As for healthy eating, Siyanda is against stockpiling non-perishable foods, “I bought groceries as I would normally, with a few extra items to minimise the need to have to pop out to the shops. I plan to go to the supermarket twice, at most, during the lockdown.”
“It’s sad, I know, that we won’t be able to splurge on eating out or ordering in, but make sure you have the odd cheat day. There’s nothing stopping you from making your own pizzas or burgers.”
Keep calm and be grateful

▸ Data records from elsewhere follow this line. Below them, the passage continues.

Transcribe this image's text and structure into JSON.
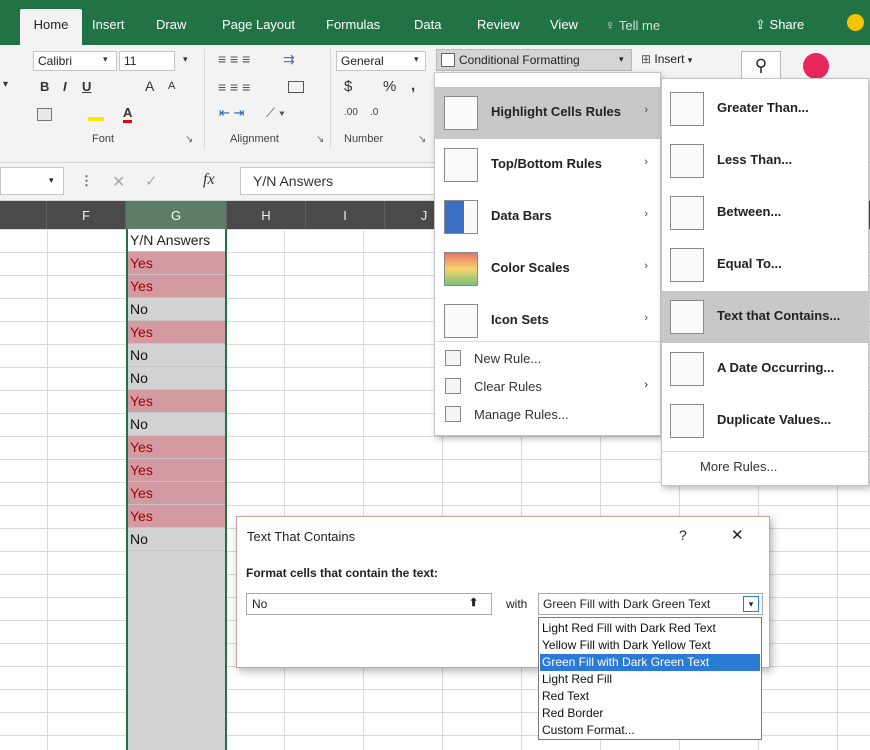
{
  "ribbon_tabs": {
    "home": "Home",
    "insert": "Insert",
    "draw": "Draw",
    "page_layout": "Page Layout",
    "formulas": "Formulas",
    "data": "Data",
    "review": "Review",
    "view": "View",
    "tell_me": "Tell me",
    "share": "Share"
  },
  "ribbon": {
    "font_name": "Calibri",
    "font_size": "11",
    "bold": "B",
    "italic": "I",
    "underline": "U",
    "grow_font": "A",
    "shrink_font": "A",
    "font_color": "A",
    "font_group": "Font",
    "alignment_group": "Alignment",
    "number_group": "Number",
    "number_format": "General",
    "currency": "$",
    "percent": "%",
    "comma": ",",
    "cf_button": "Conditional Formatting",
    "insert_button": "Insert"
  },
  "formula_bar": {
    "fx": "fx",
    "content": "Y/N Answers"
  },
  "columns": [
    "F",
    "G",
    "H",
    "I",
    "J"
  ],
  "column_g": {
    "header": "Y/N Answers",
    "cells": [
      {
        "text": "Yes",
        "highlight": true
      },
      {
        "text": "Yes",
        "highlight": true
      },
      {
        "text": "No",
        "highlight": false
      },
      {
        "text": "Yes",
        "highlight": true
      },
      {
        "text": "No",
        "highlight": false
      },
      {
        "text": "No",
        "highlight": false
      },
      {
        "text": "Yes",
        "highlight": true
      },
      {
        "text": "No",
        "highlight": false
      },
      {
        "text": "Yes",
        "highlight": true
      },
      {
        "text": "Yes",
        "highlight": true
      },
      {
        "text": "Yes",
        "highlight": true
      },
      {
        "text": "Yes",
        "highlight": true
      },
      {
        "text": "No",
        "highlight": false
      }
    ]
  },
  "cf_menu": {
    "items": [
      {
        "label": "Highlight Cells Rules",
        "icon": "highlight-cells-icon"
      },
      {
        "label": "Top/Bottom Rules",
        "icon": "top-bottom-icon"
      },
      {
        "label": "Data Bars",
        "icon": "data-bars-icon"
      },
      {
        "label": "Color Scales",
        "icon": "color-scales-icon"
      },
      {
        "label": "Icon Sets",
        "icon": "icon-sets-icon"
      }
    ],
    "small": [
      {
        "label": "New Rule...",
        "icon": "new-rule-icon"
      },
      {
        "label": "Clear Rules",
        "icon": "clear-rules-icon"
      },
      {
        "label": "Manage Rules...",
        "icon": "manage-rules-icon"
      }
    ]
  },
  "submenu": {
    "items": [
      {
        "label": "Greater Than..."
      },
      {
        "label": "Less Than..."
      },
      {
        "label": "Between..."
      },
      {
        "label": "Equal To..."
      },
      {
        "label": "Text that Contains..."
      },
      {
        "label": "A Date Occurring..."
      },
      {
        "label": "Duplicate Values..."
      }
    ],
    "more": "More Rules..."
  },
  "dialog": {
    "title": "Text That Contains",
    "help": "?",
    "close": "✕",
    "prompt": "Format cells that contain the text:",
    "input_value": "No",
    "with_label": "with",
    "selected_format": "Green Fill with Dark Green Text",
    "options": [
      "Light Red Fill with Dark Red Text",
      "Yellow Fill with Dark Yellow Text",
      "Green Fill with Dark Green Text",
      "Light Red Fill",
      "Red Text",
      "Red Border",
      "Custom Format..."
    ],
    "selected_index": 2
  },
  "colors": {
    "excel_green": "#217346",
    "highlight_fill": "#d49aa2",
    "highlight_text": "#9c0006",
    "menu_hover": "#c6c6c6",
    "selected_option": "#2a7bd5"
  }
}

Olwethu Leshabane says she plans to stay sane during the lockdown by remaining calm. “I’m going to focus on the things that I’m grateful for, rather than getting caught up in the anxiety. In fact, I’ve declared a ‘negativity fast’ over the next 21 days. You know how it takes 21 days to form a new habit? Well, I’m going to use this time to change my mindset and focus on the positive! I plan to come out stronger.”
She plans to do plenty of video calls to check in on friends and family. “Especially with my mom who is in the USA and is journeying through this very much alone.”

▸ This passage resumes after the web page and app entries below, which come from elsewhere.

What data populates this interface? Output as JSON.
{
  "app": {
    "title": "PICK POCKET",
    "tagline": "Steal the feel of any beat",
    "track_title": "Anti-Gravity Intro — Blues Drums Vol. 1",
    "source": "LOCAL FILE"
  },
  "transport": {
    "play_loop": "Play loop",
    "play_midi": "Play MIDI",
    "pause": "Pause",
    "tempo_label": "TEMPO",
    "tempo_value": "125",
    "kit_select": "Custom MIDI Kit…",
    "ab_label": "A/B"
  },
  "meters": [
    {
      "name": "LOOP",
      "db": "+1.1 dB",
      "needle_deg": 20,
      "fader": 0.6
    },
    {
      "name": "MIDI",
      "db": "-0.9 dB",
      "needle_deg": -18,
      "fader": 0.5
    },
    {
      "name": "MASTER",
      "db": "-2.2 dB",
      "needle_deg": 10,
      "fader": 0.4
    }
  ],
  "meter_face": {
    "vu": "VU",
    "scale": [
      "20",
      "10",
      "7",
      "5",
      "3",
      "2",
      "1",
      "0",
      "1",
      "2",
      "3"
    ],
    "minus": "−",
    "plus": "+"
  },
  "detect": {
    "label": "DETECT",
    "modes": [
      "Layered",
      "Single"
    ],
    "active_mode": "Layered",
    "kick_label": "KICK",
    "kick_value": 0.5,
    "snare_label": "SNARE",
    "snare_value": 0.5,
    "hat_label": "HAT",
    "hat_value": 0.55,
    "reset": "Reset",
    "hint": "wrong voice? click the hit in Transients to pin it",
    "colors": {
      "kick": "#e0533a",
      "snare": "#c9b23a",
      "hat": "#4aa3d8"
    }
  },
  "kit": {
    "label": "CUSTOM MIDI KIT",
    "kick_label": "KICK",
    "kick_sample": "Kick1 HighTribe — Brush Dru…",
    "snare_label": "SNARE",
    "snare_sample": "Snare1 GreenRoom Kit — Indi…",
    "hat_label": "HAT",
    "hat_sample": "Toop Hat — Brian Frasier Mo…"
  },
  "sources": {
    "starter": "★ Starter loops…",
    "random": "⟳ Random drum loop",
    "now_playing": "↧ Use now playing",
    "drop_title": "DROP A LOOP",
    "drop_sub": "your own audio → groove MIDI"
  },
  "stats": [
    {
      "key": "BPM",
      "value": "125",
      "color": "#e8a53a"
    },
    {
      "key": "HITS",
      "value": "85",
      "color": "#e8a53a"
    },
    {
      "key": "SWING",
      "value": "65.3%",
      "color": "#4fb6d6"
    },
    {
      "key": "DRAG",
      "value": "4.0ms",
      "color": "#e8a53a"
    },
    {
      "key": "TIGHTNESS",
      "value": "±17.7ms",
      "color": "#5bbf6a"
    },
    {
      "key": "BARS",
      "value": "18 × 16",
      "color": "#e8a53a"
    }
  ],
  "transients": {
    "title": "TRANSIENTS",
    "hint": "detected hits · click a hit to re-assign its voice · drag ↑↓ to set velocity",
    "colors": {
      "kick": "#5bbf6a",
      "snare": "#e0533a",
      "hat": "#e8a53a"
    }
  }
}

The one thing she made sure to get ahead of the lockdown was her kids’ chronic medication. “And I had to buy comfy granny underwear! Honestly, these times call for two packs of brand-new granny panties and sweat pants!”
Tackle tasks on the back burner
Thapelo Mokoena confesses he’s been putting off his YouTube and online shows for ages. “Time and capacity challenges have been very real. But the time I’ll have during isolation gives me the perfect opportunity to lock myself up in my home studio and press the record button!”
Staying connected to family will also be important. Thapelo plans to make plenty of video calls. “And virtual experiences,” he adds. “One of my brothers actually suggested we host a virtual dinner to keep us all connected. I guess you may as well embrace sending and sharing the many funny memes and jokes that are doing the rounds. As South Africans, one thing we know how to do is use humour to get us through the tough times.”
Be safe, bank from home
Although we all have to do our part and stay home during the lockdown, it doesn’t mean you can’t do your banking. You can use our banking app to pay your accounts, buy airtime or electricity and manage your debit orders.